The Cup has arrived, and with quite a bang
Even for people who aren’t passionate about cricket and won’t contemplate instant suicide if Sachin misses a century by one run, the opening ceremony of the Cricket World Cup in Dhaka was worth watching.tv Updated: Feb 19, 2011 00:00 IST
Even for people who aren’t passionate about cricket and won’t contemplate instant suicide if Sachin misses a century by one run, the opening ceremony of the Cricket World Cup in Dhaka was worth watching.
If only one could have done away with all those speeches which were, by and large, stupefyingly dull, it would have been perfect.

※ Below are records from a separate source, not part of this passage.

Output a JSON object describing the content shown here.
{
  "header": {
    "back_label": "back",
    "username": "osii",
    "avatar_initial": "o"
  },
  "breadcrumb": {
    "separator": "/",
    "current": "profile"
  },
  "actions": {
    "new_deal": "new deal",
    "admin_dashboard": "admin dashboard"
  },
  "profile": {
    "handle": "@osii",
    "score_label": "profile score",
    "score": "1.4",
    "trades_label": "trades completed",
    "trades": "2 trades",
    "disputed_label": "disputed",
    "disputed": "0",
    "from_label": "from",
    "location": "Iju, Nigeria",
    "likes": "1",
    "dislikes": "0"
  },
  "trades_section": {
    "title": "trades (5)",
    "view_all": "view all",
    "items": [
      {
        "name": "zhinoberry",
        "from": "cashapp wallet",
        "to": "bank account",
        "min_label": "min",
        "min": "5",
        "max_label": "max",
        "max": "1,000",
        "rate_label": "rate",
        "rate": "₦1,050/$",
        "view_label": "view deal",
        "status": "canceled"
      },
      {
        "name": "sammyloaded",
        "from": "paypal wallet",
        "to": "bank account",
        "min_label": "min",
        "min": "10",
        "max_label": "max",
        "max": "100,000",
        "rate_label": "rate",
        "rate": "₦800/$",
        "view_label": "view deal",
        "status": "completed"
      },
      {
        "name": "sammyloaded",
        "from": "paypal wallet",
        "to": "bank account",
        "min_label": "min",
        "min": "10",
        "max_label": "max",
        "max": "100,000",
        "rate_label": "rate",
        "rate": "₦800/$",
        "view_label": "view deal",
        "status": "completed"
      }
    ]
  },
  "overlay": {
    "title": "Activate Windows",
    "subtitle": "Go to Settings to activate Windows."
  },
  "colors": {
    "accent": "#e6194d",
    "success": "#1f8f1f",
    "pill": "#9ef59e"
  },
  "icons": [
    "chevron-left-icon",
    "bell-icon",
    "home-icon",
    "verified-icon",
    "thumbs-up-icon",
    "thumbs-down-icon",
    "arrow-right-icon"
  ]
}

But I suppose you can’t have an event on this scale without assorted VIPs going on and on about, well, I’m not sure about what exactly because I had zoned out during that time. Particularly jaw-dropping was the sight of people — real people — playing cricket on the sheer face of a tall, multi-storied building. Also, all the team captains arriving at the stadium on cycle rickshaws was quite a fun idea. As spectacles go, the opening ceremony went places. Now all that we need is for the rest of the World Cup to deliver the requisite thrills and excitement.
Away from cricket and on to entertainment (though the two are often completely synonymous), Sony has started its second new show from Yashraj. It’s a daily soap called Kismat, about two powerful men (one born in wealth, the other in adversity and poverty), who become deadly enemies. According to the people at Yashraj, “It is a story of ambition, greed, friendship, betrayal, loyalty, family values, love, romance and a lot more.” That’s a good list, but they’ve left out “revenge, deceit, conflict, passion, lust, sacrifice” and so on. You’ll find all or at least some of these words on the book jackets of bestselling paperbacks (especially if they’re titled Kane and Abel).
I saw a couple of episodes of Kismat, and I am happy to report that it doesn’t have the kind of blindingly lurid makeup, clothes or sets that most other daily soaps are so inordinately fond of. Yes, the rich boy (the serial opens with the two men as little boys) does have a rich-looking house and the women do swish around in rich-looking saris, but somehow it’s not as OTT as the other dailies. And yes, Kismat also has its share of unpleasant female characters (in this case, the rich boy’s domineering grandmother who blathers on and on about the family’s traditions, the importance of always winning etc etc).
But Kismat is family drama with a difference — if only because it is the story of two male protagonists and not the story of female characters, be they mothers-in-law, daughters-in-law, daughters, sisters, or mothers. Otherwise, the story and characters of Kismat are about as original as films where filmmakers claim to have been ‘inspired’ by other sources. But I’m not complaining. If the serial manages to tell a good strong story (even if it’s clichéd) at a good tight pace, it will be cause for celebration.
Among the other new shows lined up in the coming weeks is a dance show on Star Plus (Just Dance) whose main attraction is Hrithik Roshan. Since Hrithik has never done television before, this will be quite novel. I just hope the show itself is conceptualised in a slightly more novel way than the other dance shows currently on air, all of whom follow the usual judges-auditions-eliminations-winners route.
They may tweak things a bit by featuring couples or groups instead of individual dancers but in essence they remain the same.
But Hrithik on a TV dance show should be worth a dekho. Now the only top male star left out of the small screen is Aamir. Will he succumb to the idiot box?